The Sandringham Club is an entity I know very little about. Driving past its signposted corner on Beach Road I always thought that the emblem was the Prince of Wales Feather’s until I actually stopped to make out the letters themselves with the ‘S’ so curvaceous it may as well be a replica of Sabrina’s figure; boobs and bum equally as arresting from either side of her centre of gravity.
If you’ve heard of Sabrina (UK siren of the 50’s and 60’s) then you’re just the right age group for most of us who gathered at Michael Holland’s funeral 2 weeks ago.
Many members of the Sandringham Club were there …… as well as, I may add, most of Bayside; so popular and loved was this man.
Michael was Fairway’s Treasurer for a brief period. He had generously volunteered for (read been press-ganged into) the role and we were royally chuffed by this, knowing how many past community projects he had supported, including as a volunteer Finance Committee member at Star of the Sea College for years.
But in a cruel twist, within months, Michael was diagnosed with cancer and despite a valiant fight to the end, died in early July.
We gathered at Sacred Heart on a cold winter’s day, warmed by friendships and familiar faces all come to pay homage to Michael.
Some did not know him personally but knew family members well, others knew both. Many had fantastic memories and stories to tell.
A funeral is always full of sameness but equally, never the same as another. Michael had talked of his requests for the service only in general terms – no great shakes. His two dearly loved daughters Lizzie and Rachel read a poem as was his wish; they chose a well known Banjo Patterson piece full of imagery of Australian Bush Life. Michael loved his homeland and one of his greatest joys was to go fishing with friends or simply to jump in the car and travel to great places in Australia – many were the trips and friendships made.
We laughed at funny stories or photos – especially a shot of Michael exposing his derriere to the camera. (Well I think it was him, such rosey cheeks ……).
Father Frank spoke gently and sincerely; complete faith in God’s word a given. But he also mourned; Not just the priest who gives comfort but the Shepherd who, upon finding a lifeless lamb, weeps for its loss. For Michael was a loyal member of Sacred Heart’s Finance Committee and had worked with Father Frank and others to realize many dreams and jump the tricky hurdles which have faced the School and Church.

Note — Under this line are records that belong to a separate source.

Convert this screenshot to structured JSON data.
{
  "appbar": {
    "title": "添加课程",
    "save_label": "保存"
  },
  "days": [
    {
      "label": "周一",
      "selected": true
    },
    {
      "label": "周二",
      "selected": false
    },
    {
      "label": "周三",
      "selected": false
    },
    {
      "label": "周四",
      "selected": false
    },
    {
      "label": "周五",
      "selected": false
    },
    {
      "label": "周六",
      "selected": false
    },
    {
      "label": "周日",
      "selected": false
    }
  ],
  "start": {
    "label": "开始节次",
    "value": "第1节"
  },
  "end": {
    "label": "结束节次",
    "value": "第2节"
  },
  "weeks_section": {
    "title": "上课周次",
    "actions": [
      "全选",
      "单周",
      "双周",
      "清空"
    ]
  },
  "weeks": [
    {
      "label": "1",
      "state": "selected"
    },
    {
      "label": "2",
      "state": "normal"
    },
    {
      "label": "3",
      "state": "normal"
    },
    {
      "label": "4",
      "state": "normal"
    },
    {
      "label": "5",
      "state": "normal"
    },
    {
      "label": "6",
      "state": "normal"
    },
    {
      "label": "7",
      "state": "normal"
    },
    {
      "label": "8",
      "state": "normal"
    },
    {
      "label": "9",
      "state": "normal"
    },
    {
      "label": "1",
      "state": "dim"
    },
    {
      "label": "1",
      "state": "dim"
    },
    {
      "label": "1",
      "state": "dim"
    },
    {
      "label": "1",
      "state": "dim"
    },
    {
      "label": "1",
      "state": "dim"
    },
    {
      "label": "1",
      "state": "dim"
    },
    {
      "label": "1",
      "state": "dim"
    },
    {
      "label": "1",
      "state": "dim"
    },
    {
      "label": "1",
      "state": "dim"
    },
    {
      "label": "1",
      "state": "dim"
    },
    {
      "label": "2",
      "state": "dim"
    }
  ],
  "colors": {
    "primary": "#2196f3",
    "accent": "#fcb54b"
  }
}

So we listened to this service; a paen for an ordinary man. Ordinary that is if success in business and friendships, love of family and huge service to one’s community is ordinary; the kind of ordinary we would all aspire to.
Michael found meaning in so many things with so much before him and had only re-married nine years ago. Despite him living to the fullest and fighting the good fight I felt miffed that in the “Feast of Life” he departed after the entrée and main course – dammit couldn’t he get the dessert?
Didn’t this terrific bloke deserve the metaphorical equivalent of a smooth and rich sticky date pud or a fantastic pav all meringue crunch and marshmallow centre —oozing with cream and fruit? Couldn’t he have been allowed those sweet 2 decades more?
Shamefully despite Father Frank’s reassurances I felt a greedy loss for what might have been; not anger just lament for a life cut too short. Sixty six is young – too young.
The huge crowd slowly drifted out into the pale midday light, all meager and regretful, like my mood. But turning to walk to the car I was taken by a Guard of Honour quite casually assembled and comprising the members of the Sandringham Club, mates of Michael; loyal and true. I recognized several faces including the tall, impressive figure of Jim Smith whose voice I could hear over the others as they cheered and clapped with the hearse driving slowly past them and into the street. No Viking on the way to Walhalla could have been saluted with more gusto and comradeship.
This act of homage was so touching to witness and filled some of the vacuum of emptiness felt no doubt by many of us.
The Sandringham Club has been the butt of some good natured banter by some of its members known to me in some cases only casually – with others more closely.
It’s social and sporting platform is spoofed for being an occasional hot bed of gossip and intrigue (Hell I thought only women were labeled as gossipers…!)
But after witnessing this true display of male kinship I’ll take such comments with a grain of salt. This is quite clearly a place of deeply held regard for fellow members not just a place of pleasures, but of support, dare I say love …..?
Looking again at the Logo the words “Deo Patriae Amicus” are emblazoned underneath the club’s letters – God, Country, Friendship. Intentional or otherwise Michael’s funeral had all 3 in equal measure.
Vale Michael Holland 21.03.1951 – 12.07.2017
Fondest regards to all,